Kohler Village
Kohler, WI
Village of Kohler
Kohler, Wisconsin
United States

Olmsted Brothers created a 50-year master plan for the Village of Kohler in Wisconsin.

About Village of Kohler 

The Village of Kohler in Wisconsin was developed as a garden community by Walter J. Kohler, son of Kohler Company founder John Michael Kohler. 

In 1899, Kohler Company moved from the port city of Sheboygan, along the shore of Lake Michigan, to a stretch of farmland four miles inland along the river. There, the Kohler family built a “garden community at the factory gate,” originally called Riverside, where Kohler Company associates— mostly first-generation immigrants at the time— could plant American roots for their families.  

After incorporation in 1912 as the Village of Kohler, Kohler saw the need for a plan to avoid haphazard growth. He called on Olmsted Brothers to develop a 50-year master plan for the community.  

From 1913-1916, Olmsted Brothers thoughtfully drafted streets, parks and natural landscapes throughout the Village. The streets were planned to meander and meet at various angles— a hallmark of Olmsted community planning. The design was meant to encourage neighborly interactions outdoors.

The plan was only partially realized due to the Great Depression, but the firm remained active in the area into the 1950s, preparing concepts and planting designs for various sites.  

Today, concepts introduced by the Kohler family and Olmsted Brothers are being protected and enhanced through the cooperation of Kohler Company, Kohler Village and Kohler Foundation.  


    Ravine Park, Kohler, WI

    Sousa Concert c. 1925

    Courtesy of the National Park Service, Frederick Law Olmsted National Historic Site

    Kohler Company Housing

    Courtesy of the National Park Service, Frederick Law Olmsted National Historic Site

    Plan by Olmsted Brothers


Shared Spaces


Vassar College

Three generations of the Olmsted firm consulted at Vassar.

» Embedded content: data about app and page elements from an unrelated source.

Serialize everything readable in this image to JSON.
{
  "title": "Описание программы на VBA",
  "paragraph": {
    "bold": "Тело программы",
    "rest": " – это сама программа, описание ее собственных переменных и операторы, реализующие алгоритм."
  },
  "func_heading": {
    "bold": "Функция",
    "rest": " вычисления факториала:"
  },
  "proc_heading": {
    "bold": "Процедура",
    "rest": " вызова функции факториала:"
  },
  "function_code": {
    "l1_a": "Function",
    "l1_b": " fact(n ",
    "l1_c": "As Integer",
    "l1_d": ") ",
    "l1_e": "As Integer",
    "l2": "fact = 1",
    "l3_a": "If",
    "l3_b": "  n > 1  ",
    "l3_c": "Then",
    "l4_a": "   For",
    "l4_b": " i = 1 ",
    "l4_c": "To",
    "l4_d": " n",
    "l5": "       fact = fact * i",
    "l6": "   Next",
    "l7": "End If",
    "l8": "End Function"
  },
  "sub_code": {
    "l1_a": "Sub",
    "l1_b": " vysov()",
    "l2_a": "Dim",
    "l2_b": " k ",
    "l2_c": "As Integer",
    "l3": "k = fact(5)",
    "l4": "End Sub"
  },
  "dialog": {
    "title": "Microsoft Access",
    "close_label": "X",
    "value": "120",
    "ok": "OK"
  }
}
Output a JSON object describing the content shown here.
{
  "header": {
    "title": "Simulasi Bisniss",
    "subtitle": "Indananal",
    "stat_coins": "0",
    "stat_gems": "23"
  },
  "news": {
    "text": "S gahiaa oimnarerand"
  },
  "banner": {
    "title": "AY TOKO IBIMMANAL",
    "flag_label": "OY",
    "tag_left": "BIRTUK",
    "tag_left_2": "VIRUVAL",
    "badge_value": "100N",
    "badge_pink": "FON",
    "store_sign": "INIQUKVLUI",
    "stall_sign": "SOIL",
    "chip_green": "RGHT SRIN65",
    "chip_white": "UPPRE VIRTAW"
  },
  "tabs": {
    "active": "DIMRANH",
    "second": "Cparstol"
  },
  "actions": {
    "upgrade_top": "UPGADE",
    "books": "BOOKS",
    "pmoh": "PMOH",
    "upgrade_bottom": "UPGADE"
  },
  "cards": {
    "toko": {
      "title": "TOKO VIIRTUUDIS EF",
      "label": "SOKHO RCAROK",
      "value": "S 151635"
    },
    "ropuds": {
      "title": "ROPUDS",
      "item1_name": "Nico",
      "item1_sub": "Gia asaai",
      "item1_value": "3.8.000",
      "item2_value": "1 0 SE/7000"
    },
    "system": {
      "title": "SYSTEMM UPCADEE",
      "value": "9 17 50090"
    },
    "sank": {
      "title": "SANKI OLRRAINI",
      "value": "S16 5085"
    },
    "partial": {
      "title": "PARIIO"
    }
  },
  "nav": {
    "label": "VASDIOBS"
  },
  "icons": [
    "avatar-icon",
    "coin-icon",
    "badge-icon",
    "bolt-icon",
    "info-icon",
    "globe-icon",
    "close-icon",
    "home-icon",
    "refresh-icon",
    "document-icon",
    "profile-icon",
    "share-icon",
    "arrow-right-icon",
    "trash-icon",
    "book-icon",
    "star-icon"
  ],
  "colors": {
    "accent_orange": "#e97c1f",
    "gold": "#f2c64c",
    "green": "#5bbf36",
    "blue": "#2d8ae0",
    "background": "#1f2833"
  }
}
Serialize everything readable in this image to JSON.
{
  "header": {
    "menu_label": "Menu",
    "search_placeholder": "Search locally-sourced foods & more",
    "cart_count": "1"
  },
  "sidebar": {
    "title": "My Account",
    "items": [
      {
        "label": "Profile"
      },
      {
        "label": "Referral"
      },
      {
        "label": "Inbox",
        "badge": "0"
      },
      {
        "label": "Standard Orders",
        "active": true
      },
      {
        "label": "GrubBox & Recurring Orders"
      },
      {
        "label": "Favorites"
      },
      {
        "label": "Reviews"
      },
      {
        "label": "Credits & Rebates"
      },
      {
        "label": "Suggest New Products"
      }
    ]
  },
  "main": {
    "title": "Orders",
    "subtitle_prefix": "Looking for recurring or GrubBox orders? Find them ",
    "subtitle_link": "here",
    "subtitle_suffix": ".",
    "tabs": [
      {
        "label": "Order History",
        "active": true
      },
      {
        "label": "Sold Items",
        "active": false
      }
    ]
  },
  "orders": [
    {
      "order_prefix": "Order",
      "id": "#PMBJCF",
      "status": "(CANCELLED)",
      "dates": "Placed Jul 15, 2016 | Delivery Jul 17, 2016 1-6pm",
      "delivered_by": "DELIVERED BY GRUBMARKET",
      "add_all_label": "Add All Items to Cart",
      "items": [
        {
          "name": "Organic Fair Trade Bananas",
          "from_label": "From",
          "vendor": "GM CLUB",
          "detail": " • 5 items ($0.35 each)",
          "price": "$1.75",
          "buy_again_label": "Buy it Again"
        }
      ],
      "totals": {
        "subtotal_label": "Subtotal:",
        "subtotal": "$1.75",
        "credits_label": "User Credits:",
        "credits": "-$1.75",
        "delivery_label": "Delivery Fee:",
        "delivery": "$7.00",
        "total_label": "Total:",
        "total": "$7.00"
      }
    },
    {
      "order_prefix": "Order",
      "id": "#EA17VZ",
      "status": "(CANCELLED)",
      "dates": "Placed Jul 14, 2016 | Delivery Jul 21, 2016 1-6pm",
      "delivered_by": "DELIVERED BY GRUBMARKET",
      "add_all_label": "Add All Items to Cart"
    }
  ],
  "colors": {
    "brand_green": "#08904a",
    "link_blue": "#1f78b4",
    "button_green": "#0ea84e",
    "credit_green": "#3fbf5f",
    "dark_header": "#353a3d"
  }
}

Washington Park

Originally called West Park, Washington Park in Milwaukee was designed by Olmsted, Olmsted & Eliot beginning in 1891-92.